3. Frame your great media coverage for others to see. Almost every restaurant frames a (good) review and hangs it up proudly for others to see. Some businesses also do that, but not enough. If you have an office that others visit, they'll be impressed by a story or stories about your business. And one more thing: Get it framed and printed by an expert. Don't do it yourself--it's worth the small cost to have the story look as professional as possible.
4. Mention it to others. The next time someone asks how you're doing, or what's new, you'll have a great answer: "I'm doing great because my company was just covered in XYZ."
Here are some other ways you can tell others about it:
- During introductions in a professional association meeting
- In "leads" groups
- In your introduction by the group's presenter, if you're speaking to a group

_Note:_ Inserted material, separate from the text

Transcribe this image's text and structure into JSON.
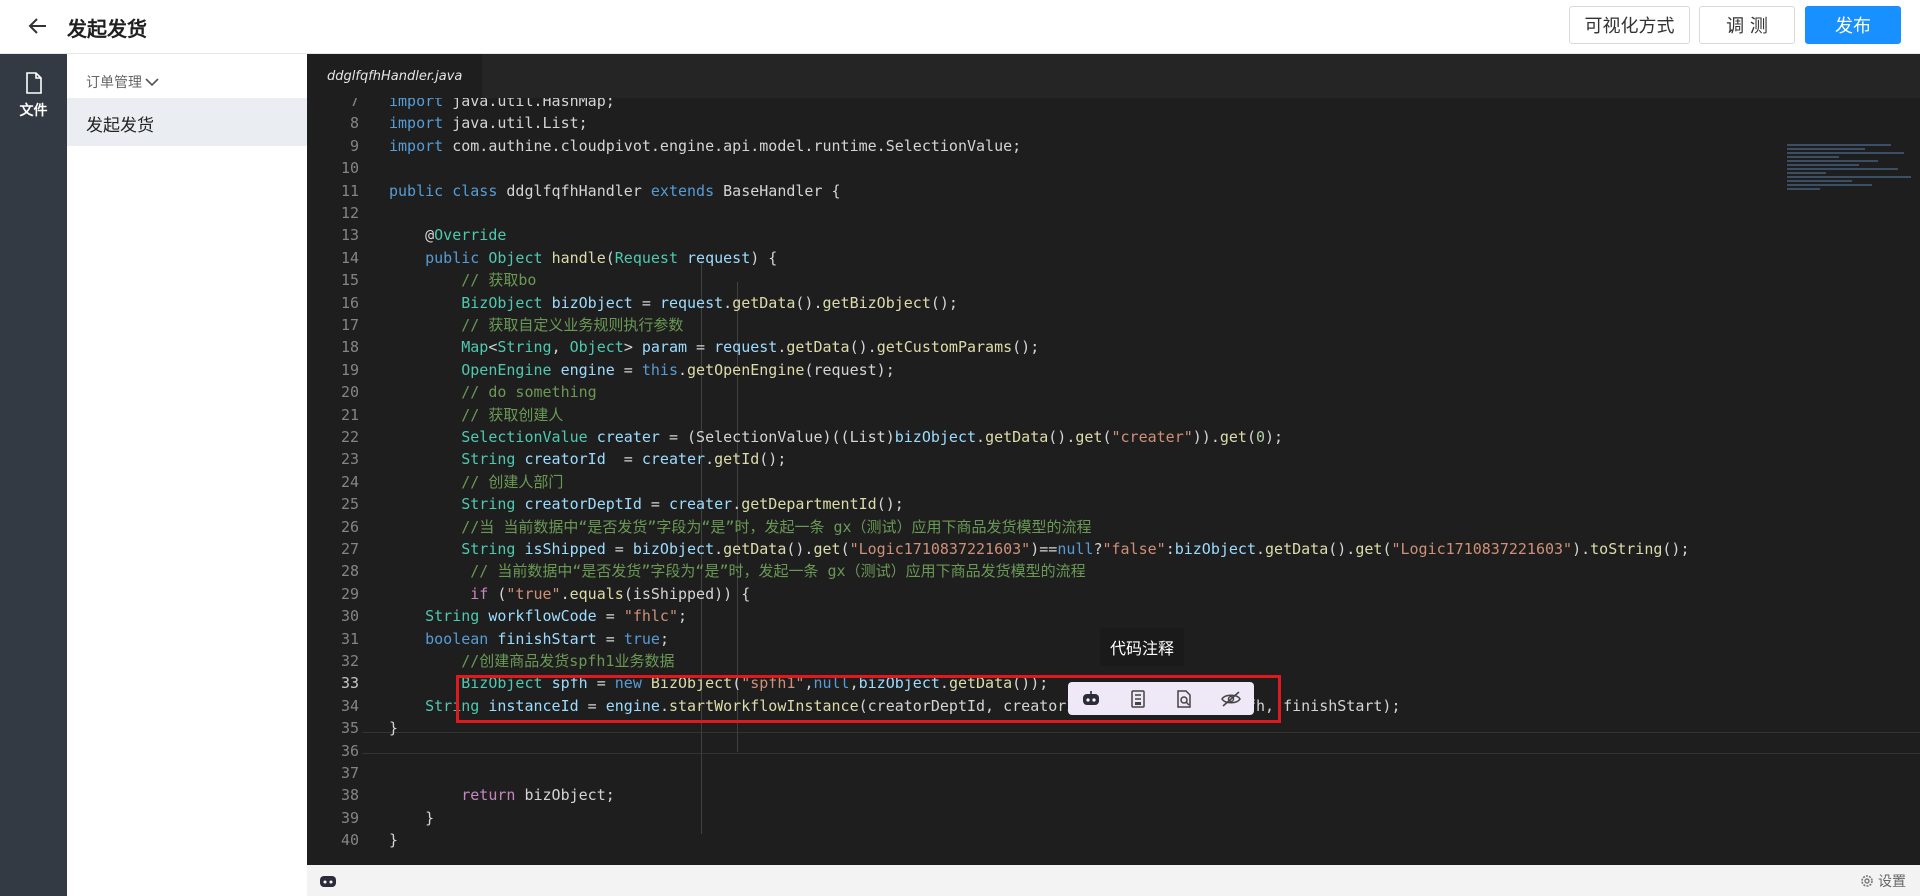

- In speeches, if you can work it into the speech
5. Send it to your local newspaper. If you've received coverage from a national media outlet, chances are your local newspaper--especially the business section--will be interested in the story.
6. Send it to your alumni magazine. Most college alumni magazines have small staffs and are eager for information on alumni. Sending your article to the alumni magazine may garner you either a small article or could result in the magazine doing a larger feature on your business. There's a double bonus here: If you get published in the alumni magazine, you're likely to hear from some long-lost friends, as well as get contacted by some potential (alumni) clients.
7. Send it to your hometown newspaper. While you may have moved to another place, the fact that you once lived or worked in an area gives you a local tie-in. Again, the newspaper may briefly mention you, or decide to do a larger piece. And, it can also connect you to old friends and new prospects!
Remember: Publicity is a gift that keeps on giving, and many benefits of publicity coverage can come well after the initial media coverage. Sure, it may take a little extra work on your part, but once you've maximized your PR coverage, you can count on getting more business.
Margie Fisher, president of Zable Fisher Public Relations, is the author of the Do-It-Yourself Public Relations Kit. For more information on her kit and PRactical PR newsletter, visit www.zfpr.com.